The first excerpt represents the element of Air. It speaks of mental influences and the process of thought, and is drawn from Gorgias by Plato:

He is speaking not of the consciousness of happiness, but of the idea of happiness. When a martyr dies in a good cause, when a soldier falls in battle, we do not suppose that death or wounds are without pain, or that their physical suffering is always compensated by a mental satisfaction. Still we regard them as happy, and we would a thousand times rather have their death than a shameful life. Nor is this only because we believe that they will obtain an immortality of fame, or that they will have crowns of glory in another world, when their enemies and persecutors will be proportionably tormented. Men are found in a few instances to do what is right, without reference to public opinion or to consequences. And we regard them as happy on this ground only, much as Socrates' friends in the

The second excerpt represents the element of Fire. It speaks of emotional influences and base passions, and is drawn from The Man in Lower Ten by Mary Roberts Rinehart:

"Well," he went on, his eyes turned carefully away from my face, which must have presented certainly anything but a pleasant sight. "Miss West was going to do me the honor to marry me, and - "

"You scoundrel!" I burst forth, thrusting past Alison West's chair. "You - you infernal cur!"

One of the detectives got up and stood between us. "You must remember, Mr. Blakeley, that you are forcing this story from this man. These details are unpleasant, but important. You were going to marry this young lady," he said, turning to Sullivan, "although you already had a wife living?"

"It was my sister's plan, and I was in a bad way for money. If I

The Man in Lower Ten
The third excerpt represents the element of Water. It speaks of pure spiritual influences and feelings of love, and is drawn from A Connecticut Yankee in King Arthur's Court by Mark Twain:
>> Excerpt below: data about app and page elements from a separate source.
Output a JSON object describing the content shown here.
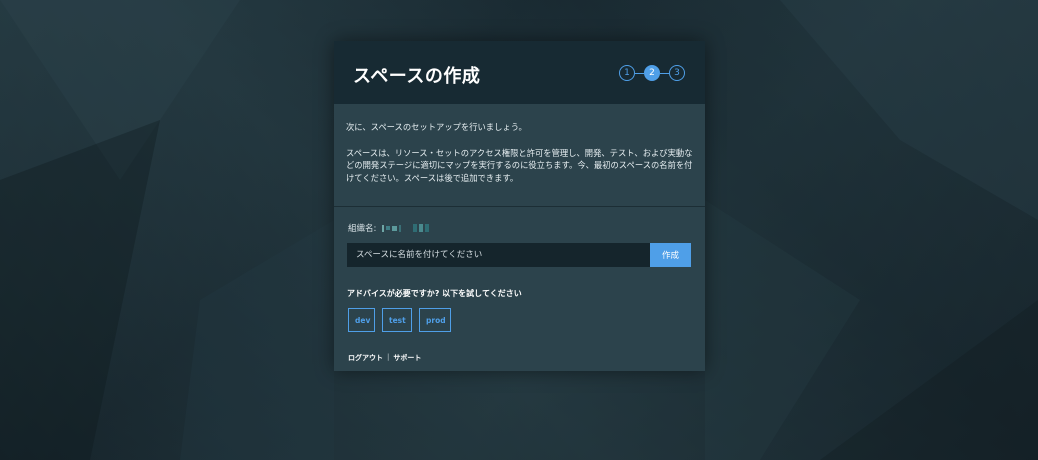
{
  "dialog": {
    "title": "スペースの作成",
    "steps": [
      "1",
      "2",
      "3"
    ],
    "current_step": 2,
    "intro_line1": "次に、スペースのセットアップを行いましょう。",
    "intro_line2": "スペースは、リソース・セットのアクセス権限と許可を管理し、開発、テスト、および実動などの開発ステージに適切にマップを実行するのに役立ちます。今、最初のスペースの名前を付けてください。スペースは後で追加できます。"
  },
  "org": {
    "label": "組織名:"
  },
  "form": {
    "placeholder": "スペースに名前を付けてください",
    "create_label": "作成"
  },
  "advice": {
    "text": "アドバイスが必要ですか? 以下を試してください",
    "suggestions": [
      "dev",
      "test",
      "prod"
    ]
  },
  "footer": {
    "logout": "ログアウト",
    "separator": "|",
    "support": "サポート"
  },
  "colors": {
    "accent": "#4f9fe8",
    "header_bg": "#172a33",
    "dialog_bg": "#2c434c",
    "input_bg": "#15252c"
  }
}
treasury itself for the king's-evil. I covered six- sevenths of the appropriation into the treasury a week before starting from Camelot on my adventures, and ordered that the other seventh be inflated into five- cent nickels and delivered into the hands of the head clerk of the King's Evil Department; a nickel to take the place of each gold coin, you see, and do its work for it. It might strain the nickel some, but I judged it could stand it. As a rule, I do not approve of water- ing stock, but I considered it square enough in this case, for it was just a gift, anyway. Of course, you
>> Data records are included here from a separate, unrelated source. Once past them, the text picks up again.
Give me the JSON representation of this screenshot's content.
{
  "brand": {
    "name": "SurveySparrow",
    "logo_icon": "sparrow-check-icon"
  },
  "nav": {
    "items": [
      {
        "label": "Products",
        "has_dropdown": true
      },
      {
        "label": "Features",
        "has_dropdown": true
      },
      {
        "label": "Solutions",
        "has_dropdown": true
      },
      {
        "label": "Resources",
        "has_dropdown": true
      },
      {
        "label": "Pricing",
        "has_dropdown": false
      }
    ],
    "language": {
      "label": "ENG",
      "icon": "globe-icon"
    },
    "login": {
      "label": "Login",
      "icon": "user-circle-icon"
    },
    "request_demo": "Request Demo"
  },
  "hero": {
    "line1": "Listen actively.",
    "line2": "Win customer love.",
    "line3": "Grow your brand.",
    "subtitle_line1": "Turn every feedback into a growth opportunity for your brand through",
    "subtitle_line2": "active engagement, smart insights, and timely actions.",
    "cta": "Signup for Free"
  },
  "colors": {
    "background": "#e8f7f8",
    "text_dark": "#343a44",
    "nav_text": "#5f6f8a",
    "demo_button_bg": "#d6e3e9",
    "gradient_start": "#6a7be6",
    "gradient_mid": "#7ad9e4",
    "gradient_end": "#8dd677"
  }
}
A Connecticut Yankee in King Arthur's Court
The fourth excerpt represents the element of Earth. It speaks of physical influences and the impact of the unseen on the visible world, and is drawn from Frances Waldeaux by Rebecca Davis:

room and dragged the whole story from her. In fact the poor anxious lady was glad to submit it to the girl's shrewd hard sense.
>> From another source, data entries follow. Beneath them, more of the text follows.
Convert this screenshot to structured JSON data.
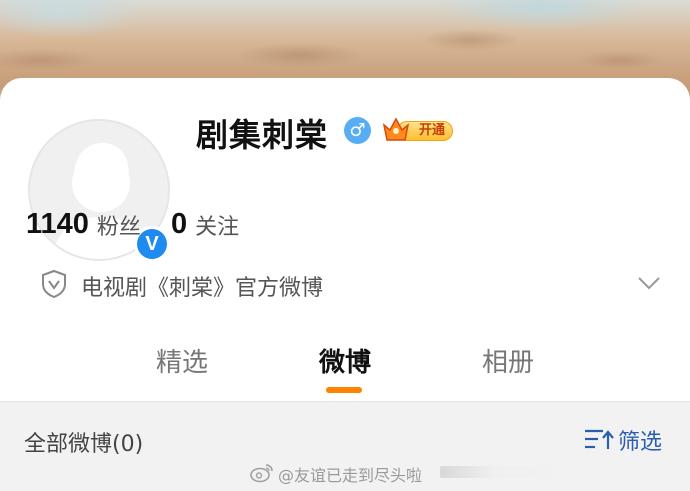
{
  "banner": {
    "icon": "beach-sand-banner"
  },
  "profile": {
    "name": "剧集刺棠",
    "verified_icon": "v-verified-icon",
    "verified_glyph": "V",
    "gender_icon": "male-icon",
    "gender_glyph": "♂",
    "vip_label": "开通",
    "vip_icon": "crown-icon"
  },
  "stats": {
    "followers_count": "1140",
    "followers_label": "粉丝",
    "following_count": "0",
    "following_label": "关注"
  },
  "description": {
    "icon": "shield-icon",
    "text": "电视剧《刺棠》官方微博",
    "expand_icon": "chevron-down-icon"
  },
  "tabs": [
    {
      "label": "精选",
      "active": false
    },
    {
      "label": "微博",
      "active": true
    },
    {
      "label": "相册",
      "active": false
    }
  ],
  "feed_filter": {
    "all_label": "全部微博(0)",
    "filter_label": "筛选",
    "filter_icon": "filter-sort-icon"
  },
  "footer": {
    "watermark_text": "@友谊已走到尽头啦",
    "icon": "weibo-logo-icon"
  },
  "colors": {
    "accent": "#ff8200",
    "verified_blue": "#1f8bf0",
    "link_blue": "#2a5db0",
    "gender_blue": "#58aef5"
  }
}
"You told him that she was the uncontrolled mistress of her money!"

"It is the truth. I had to tell him the truth, my dear."

"Yes, I suppose so, for he would have found it out anyhow."

"I do feel," panted Clara, "as if I had put a dove into the claws of a vulture."

"Not at all," said Jean promptly. "The little man has a